Task statement
Go through the entries below and copy each line that holds the word "exists".

*** Entries provided ***

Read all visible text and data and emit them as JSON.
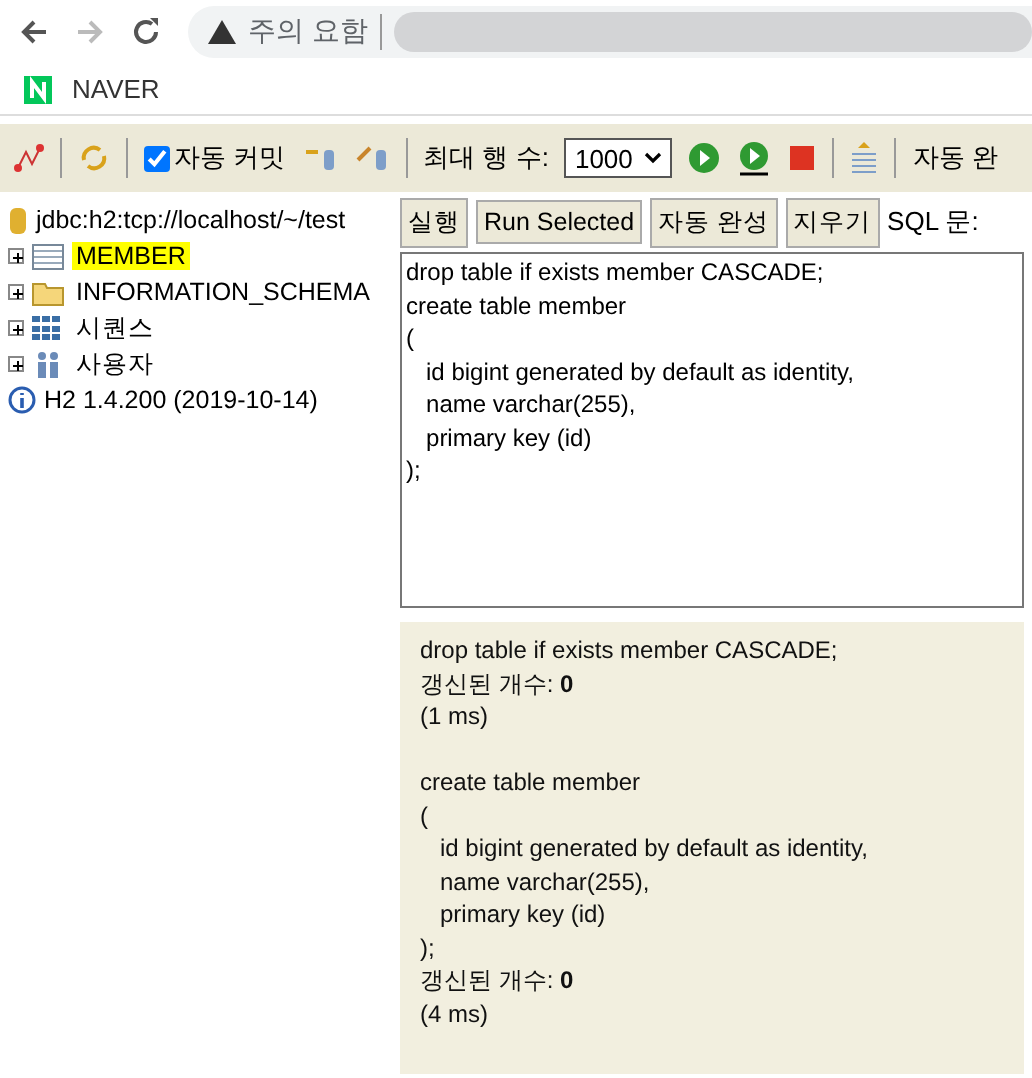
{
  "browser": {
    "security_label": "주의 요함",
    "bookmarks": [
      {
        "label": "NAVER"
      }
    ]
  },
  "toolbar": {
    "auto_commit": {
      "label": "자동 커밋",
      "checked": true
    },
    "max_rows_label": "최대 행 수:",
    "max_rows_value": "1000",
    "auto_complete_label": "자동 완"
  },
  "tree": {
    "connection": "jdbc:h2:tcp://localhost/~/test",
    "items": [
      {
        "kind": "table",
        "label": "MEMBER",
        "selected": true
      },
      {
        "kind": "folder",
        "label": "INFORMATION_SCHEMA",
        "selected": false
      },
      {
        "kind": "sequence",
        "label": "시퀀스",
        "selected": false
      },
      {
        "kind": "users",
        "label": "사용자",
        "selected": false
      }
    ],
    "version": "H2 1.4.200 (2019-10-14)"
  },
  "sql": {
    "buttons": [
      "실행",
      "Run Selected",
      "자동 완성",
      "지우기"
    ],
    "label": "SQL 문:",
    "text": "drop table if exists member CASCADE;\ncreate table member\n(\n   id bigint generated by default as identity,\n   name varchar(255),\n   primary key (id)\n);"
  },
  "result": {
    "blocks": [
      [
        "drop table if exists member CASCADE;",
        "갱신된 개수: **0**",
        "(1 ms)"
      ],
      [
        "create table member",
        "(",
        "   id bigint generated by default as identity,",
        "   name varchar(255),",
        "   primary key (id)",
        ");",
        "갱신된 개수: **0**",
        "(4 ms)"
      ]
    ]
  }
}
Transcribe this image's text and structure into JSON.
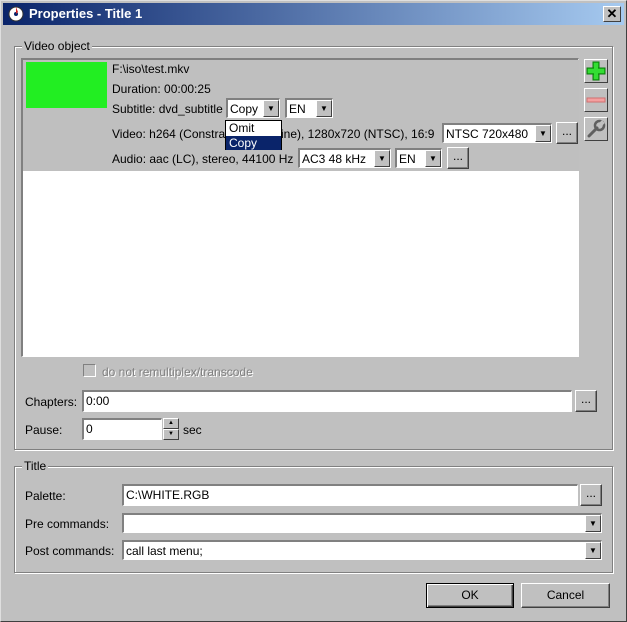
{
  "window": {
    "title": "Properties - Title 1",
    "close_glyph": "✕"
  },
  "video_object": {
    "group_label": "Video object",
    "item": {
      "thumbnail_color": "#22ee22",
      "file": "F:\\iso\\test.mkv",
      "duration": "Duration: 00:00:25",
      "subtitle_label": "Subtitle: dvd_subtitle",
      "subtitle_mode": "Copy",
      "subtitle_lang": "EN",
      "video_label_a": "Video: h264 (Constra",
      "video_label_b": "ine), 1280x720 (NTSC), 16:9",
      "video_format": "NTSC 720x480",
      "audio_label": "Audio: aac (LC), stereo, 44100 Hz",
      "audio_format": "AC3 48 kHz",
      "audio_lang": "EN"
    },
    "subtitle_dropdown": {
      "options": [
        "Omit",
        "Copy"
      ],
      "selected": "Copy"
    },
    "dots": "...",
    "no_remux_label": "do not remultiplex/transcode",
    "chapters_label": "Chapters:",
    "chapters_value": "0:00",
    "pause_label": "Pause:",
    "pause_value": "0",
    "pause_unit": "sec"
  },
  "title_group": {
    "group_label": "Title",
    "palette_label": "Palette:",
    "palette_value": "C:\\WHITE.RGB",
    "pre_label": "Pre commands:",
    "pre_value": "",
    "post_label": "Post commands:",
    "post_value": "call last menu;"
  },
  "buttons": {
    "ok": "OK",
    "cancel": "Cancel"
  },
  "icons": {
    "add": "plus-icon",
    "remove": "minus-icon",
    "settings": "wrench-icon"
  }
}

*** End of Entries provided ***

Written response
    "text": "drop table if exists member CASCADE;\ncreate table member\n(\n   id bigint generated by default as identity,\n   name varchar(255),\n   primary key (id)\n);"
        "drop table if exists member CASCADE;",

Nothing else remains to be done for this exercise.